This was despite 45 percent of survey respondents reporting that they have already receives some QPP education or training from their practice, hospital, or health system with 22 percent attending a session sponsored by a medical society.
“Given the gaps in knowledge and uncertainty about how best to prepare for success, there is considerable opportunity for CMS, medical societies, and other interested stakeholders to help better educate and prepare all physicians,” the survey report concluded.
S. Lawrence Kocot, national leader of KPMG’s Center for Health Regulatory Insight, agreed.
“CMS can’t do it alone,” Kocot said, adding that stakeholders need to step up and help educate physicians and other stakeholders.
Vargo said physicians understand the overarching issues behind the QPP, but given how busy they are with their current practice, their chief question is, “What do I need to know today?”

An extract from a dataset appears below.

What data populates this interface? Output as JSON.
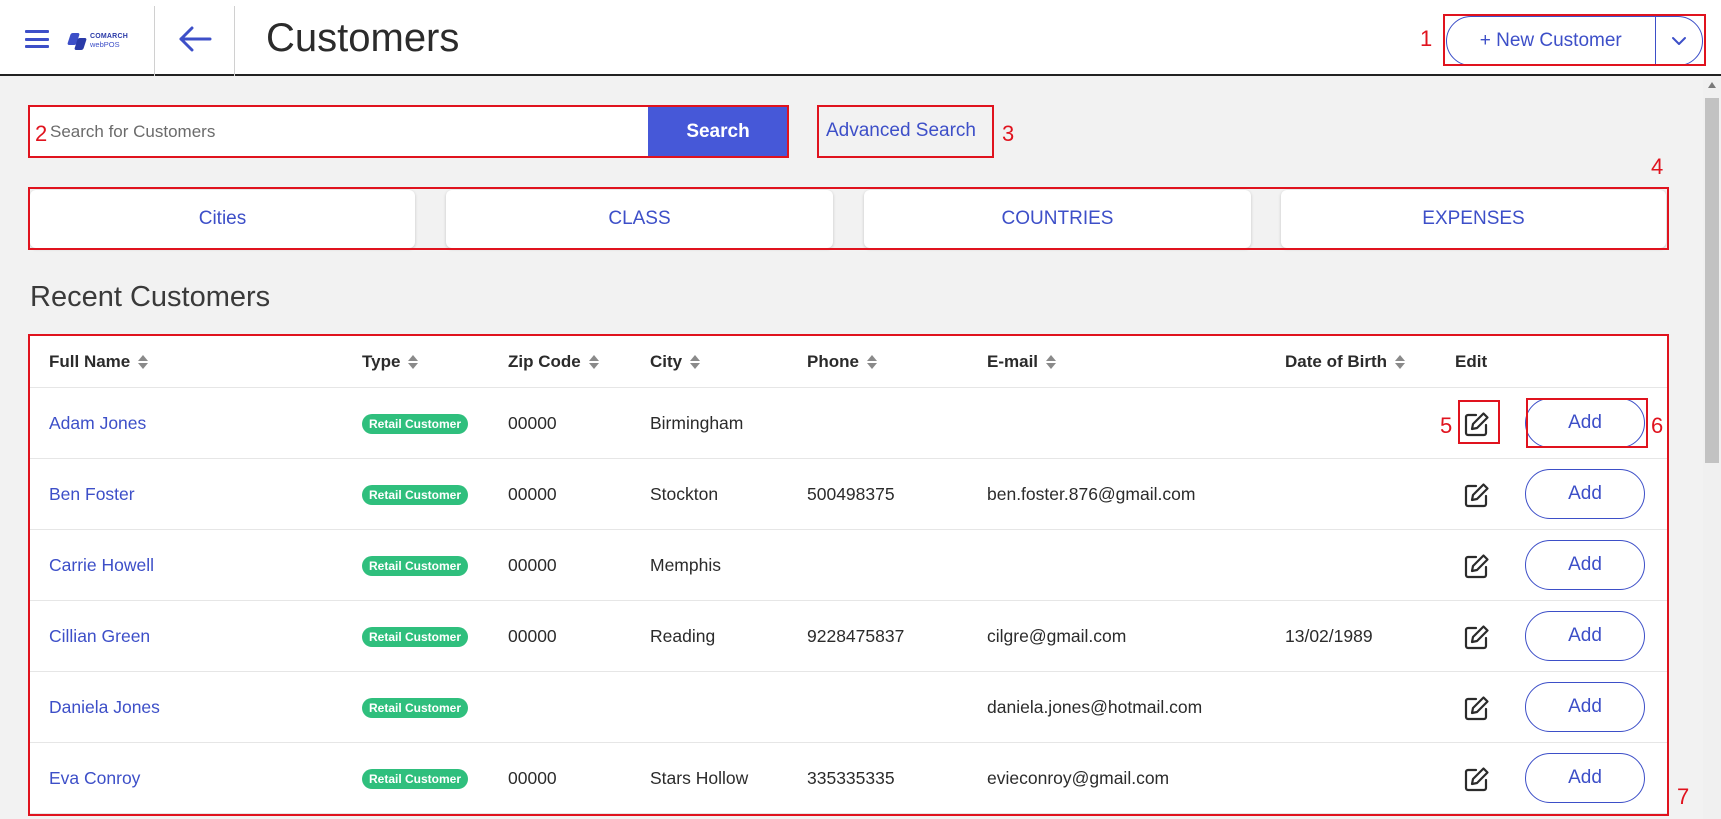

Checking the box
The survey found that only 8 percent of physicians believe they are well prepared for long-term financial success with the QPP.
Vargo added that even those who are “ready to play the game” have significant concerns about the goals of the program and that this “check-the-box notion” won’t get the health care system where it needs to be in terms of overall cost and quality improvement..
Vargo was reminded of a 2015 report on the effects of health care payment models that the AMA produced with RAND Corp. Physicians at the time expressed concerns about whether pay-for-performance measures truly reflected differences in patient care and that, in one program, there was concern that bonuses were distributed arbitrarily.
“I got a bonus check. And other specialists didn’t,” said one physician quoted in the report. “Yeah, it was like the tooth fairy. I woke up, and there was check under my pillow.”
Vargo said there can sometimes be a “large disconnect” between policymakers, system administrators and front-line clinicians, but she said CMS has been a “very good listening partner” in the MACRA rule-making journey.
Mara McDermott, vice president of federal affairs for CAPG, a Los Angeles-based organization representing 300 multispecialty medical groups and independent practice associations, agreed. She said former acting CMS Administrator Andy Slavitt under Barack Obama and Seema Verma, appointed by Donald Trump, have shown flexibility and have “tried to meet physicians where they are” in this journey.
That flexibility, while needed, also can make answering individual physician questions much more difficult, McDermott said. That is because it’s hard now to provide specific guidance without knowing exactly where the physician is on the QPP path.